The task :: Leave the pictures out and give every entry again exactly.

[Start of section]

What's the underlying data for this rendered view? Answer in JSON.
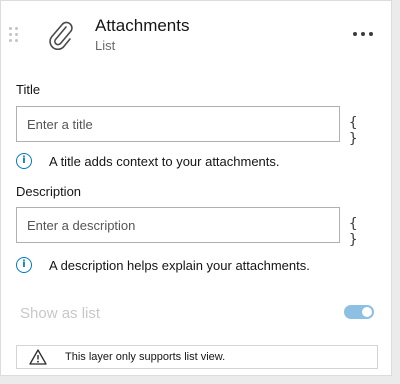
{
  "header": {
    "title": "Attachments",
    "subtitle": "List"
  },
  "title_field": {
    "label": "Title",
    "placeholder": "Enter a title",
    "value": "",
    "expression_label": "{ }",
    "hint": "A title adds context to your attachments."
  },
  "description_field": {
    "label": "Description",
    "placeholder": "Enter a description",
    "value": "",
    "expression_label": "{ }",
    "hint": "A description helps explain your attachments."
  },
  "show_as_list": {
    "label": "Show as list",
    "checked": true,
    "disabled": true
  },
  "notice": {
    "text": "This layer only supports list view."
  },
  "icons": {
    "drag": "drag-handle-icon",
    "header": "paperclip-icon",
    "more": "more-horizontal-icon",
    "info": "info-icon",
    "warning": "warning-icon"
  },
  "colors": {
    "accent": "#007ac2",
    "toggle_disabled": "#8ec0e3",
    "disabled_text": "#c8c8c8"
  }
}
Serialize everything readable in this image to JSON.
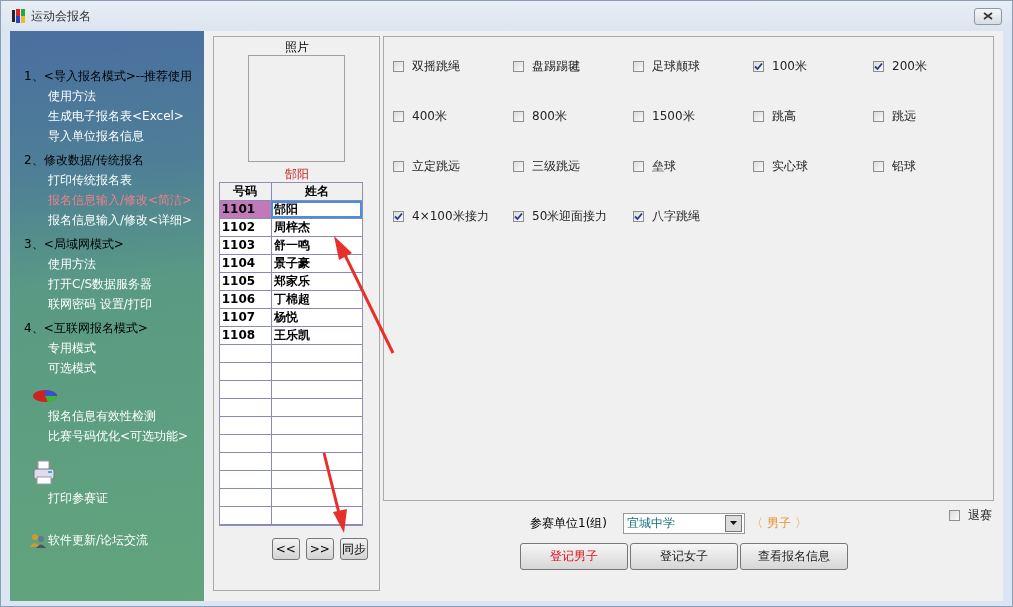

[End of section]

The completed task ::
What's the underlying data for this rendered view? Answer in JSON.
{
  "header": {
    "title": "Attachments",
    "subtitle": "List"
  },
  "title_field": {
    "label": "Title",
    "placeholder": "Enter a title",
    "value": "",
    "expression_label": "{ }",
    "hint": "A title adds context to your attachments."
  },
  "description_field": {
    "label": "Description",
    "placeholder": "Enter a description",
    "value": "",
    "expression_label": "{ }",
    "hint": "A description helps explain your attachments."
  },
  "show_as_list": {
    "label": "Show as list",
    "checked": true,
    "disabled": true
  },
  "notice": {
    "text": "This layer only supports list view."
  },
  "icons": {
    "drag": "drag-handle-icon",
    "header": "paperclip-icon",
    "more": "more-horizontal-icon",
    "info": "info-icon",
    "warning": "warning-icon"
  },
  "colors": {
    "accent": "#007ac2",
    "toggle_disabled": "#8ec0e3",
    "disabled_text": "#c8c8c8"
  }
}
Serialize everything readable in this image to JSON.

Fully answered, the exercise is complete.